Io, in Greek mythology
Io(ÿ -oh) The innermost of the four giant Galilean satellites of Jupiter. It keeps one face permanently toward the planet (see synchronous rotation) as it orbits at a distance of 422 000 km, within Jupiter's magnetosphere. Io is yellow-brown in color, has a high albedo (0.61), and has a diameter of 3630 km. The orbital period of Io is one half that of Europa and one-fourth that of Ganymede; the three satellites are locked into an orbital resonance, the interaction of the satellites having caused their orbital distances to adjust until their periods were common multiples. Early photographs from the Voyager 1 probe March 1979 showed the surface of Io to lack impact craters. An explanation for this was found when intense volcanic action was observed on the satellite: at least nine active volcanoes were seen to eject material over a very wide area; seven were still active when Voyager 2 arrived four months later. Following the six passes of Io made by the Galileo spacecraft during its 33 orbits of Jupiter between 1996 and 2002, scientists now know there are at least 120 active volcanic regions. Few of Io's volcanoes resemble the crater-topped mountains seen on the Earth and Mars. Instead, most of Io's volcanic craters lie in relatively flat regions. Yet half the mountains on Io are located next to volcanic craters.
Io is the most active volcanic body known in the Solar System. The activity is thought to result from heating by tidal forces exerted by Jupiter. There are several types of activity: eruptive plumes, a few of which reach altitudes of hundreds of kilometers; huge calderas (volcanic collapse craters) with associated lava flows and/or surface markings; some possible lava lakes. The first volcano observed by Voyager 1 was an eruptive plume ascending to 280 km and visible above the satellite limb; material was deposited in concentric rings up to about 1400 km across. This volcano has been named Pele. The plume of Loki was active on both Voyager passes, rising to 100 km as measured by Voyager 1 and 200 km as measured by Voyager 2. Many of the plumes, such as that of Prometheus, were 50–120 km high and also apparently long-lived. Ionized matter – sulfur, oxygen, and hydrogen – escapes from the tenuous volcanic atmosphere of Io and forms a torus centered on Io and encompassing the whole of Io's orbit. The particles in the torus glow brightly in the ultraviolet. This matter interacts with Jupiter's magnetosphere: it controls the rate at which Jupiter radiates energy and probably affects aurorae on Jupiter, radio bursts from the planet, and other phenomena. See also Galilean satellites; Jupiter; Jupiter's satellites; Table 2, backmatter.
in ancient Greek mythology, a priestess of the goddess Hera who captivated Zeus with her beauty.
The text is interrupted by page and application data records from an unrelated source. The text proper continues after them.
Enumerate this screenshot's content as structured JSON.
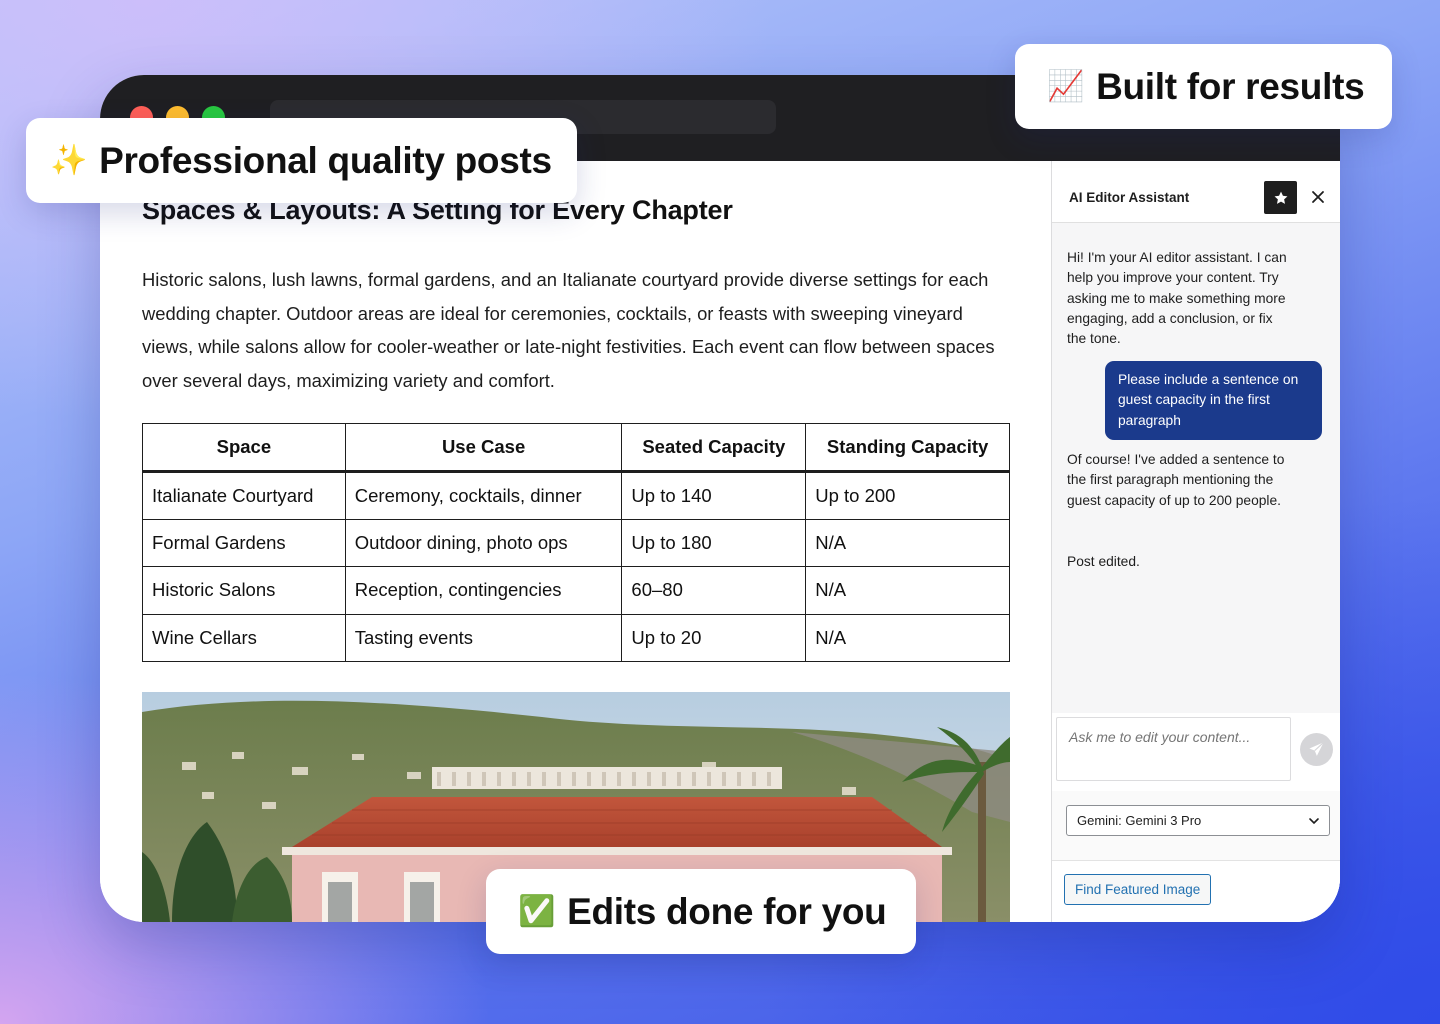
{
  "badges": {
    "professional": {
      "emoji": "✨",
      "label": "Professional quality posts"
    },
    "results": {
      "emoji": "📈",
      "label": "Built for results"
    },
    "edits": {
      "emoji": "✅",
      "label": "Edits done for you"
    }
  },
  "post": {
    "heading": "Spaces & Layouts: A Setting for Every Chapter",
    "paragraph": "Historic salons, lush lawns, formal gardens, and an Italianate courtyard provide diverse settings for each wedding chapter. Outdoor areas are ideal for ceremonies, cocktails, or feasts with sweeping vineyard views, while salons allow for cooler-weather or late-night festivities. Each event can flow between spaces over several days, maximizing variety and comfort.",
    "table": {
      "headers": [
        "Space",
        "Use Case",
        "Seated Capacity",
        "Standing Capacity"
      ],
      "rows": [
        [
          "Italianate Courtyard",
          "Ceremony, cocktails, dinner",
          "Up to 140",
          "Up to 200"
        ],
        [
          "Formal Gardens",
          "Outdoor dining, photo ops",
          "Up to 180",
          "N/A"
        ],
        [
          "Historic Salons",
          "Reception, contingencies",
          "60–80",
          "N/A"
        ],
        [
          "Wine Cellars",
          "Tasting events",
          "Up to 20",
          "N/A"
        ]
      ]
    }
  },
  "assistant": {
    "title": "AI Editor Assistant",
    "messages": {
      "greeting": "Hi! I'm your AI editor assistant. I can help you improve your content. Try asking me to make something more engaging, add a conclusion, or fix the tone.",
      "user_request": "Please include a sentence on guest capacity in the first paragraph",
      "reply": "Of course! I've added a sentence to the first paragraph mentioning the guest capacity of up to 200 people.",
      "status": "Post edited."
    },
    "input_placeholder": "Ask me to edit your content...",
    "model_selected": "Gemini: Gemini 3 Pro",
    "featured_image_button": "Find Featured Image"
  },
  "colors": {
    "user_bubble": "#1b3a8c",
    "link_blue": "#2271b1",
    "titlebar": "#1f1f22"
  }
}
According to one version of the myth, Hera changed Io into a heifer out of jealousy towardher husband Zeus and gave her into the charge of the many-eyed giant Argus, who was killed by Hermes. Hera then set a monstrous gadfly against Io. Io escaped from its stings and reached Egypt, where she was again restored to human form. According to mythological genealogy, the descendants of Io were the Danaids.
I/O(1) See information operations.
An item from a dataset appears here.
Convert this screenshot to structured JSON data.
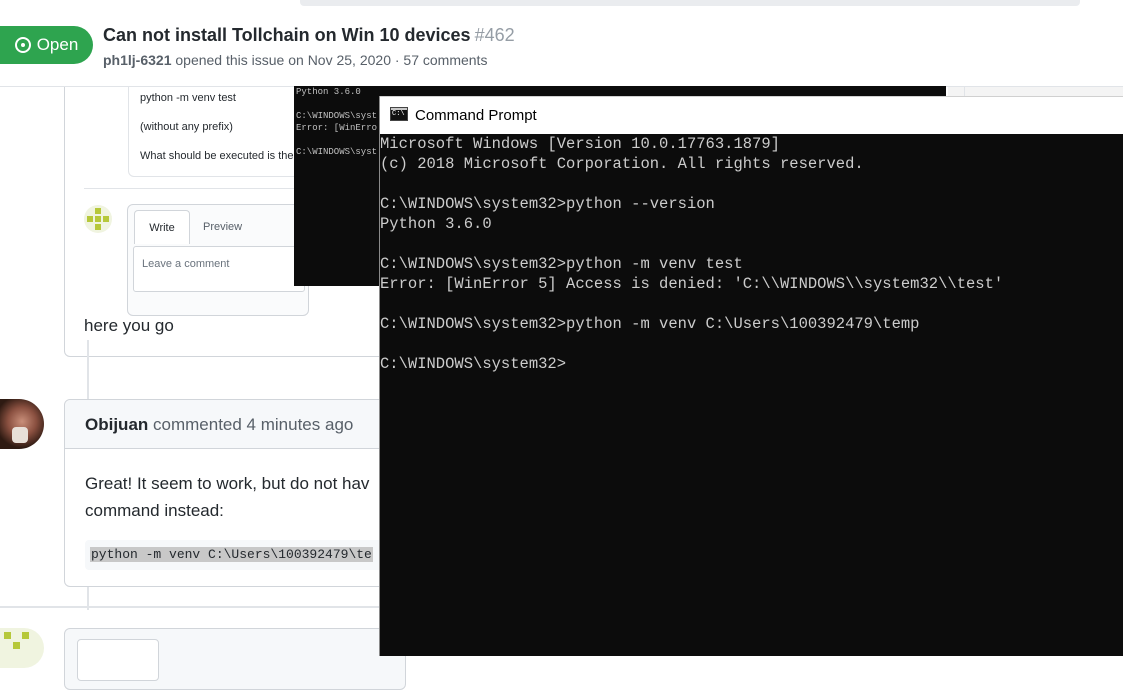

(2) (Input/Output) The transfer of data between the computer's CPU and a peripheral device. Every transfer consists of input and output operations; hence the term "I/O." A transfer is either output from the CPU and input to the peripheral or output from the peripheral and input to the CPU. See PC input/output.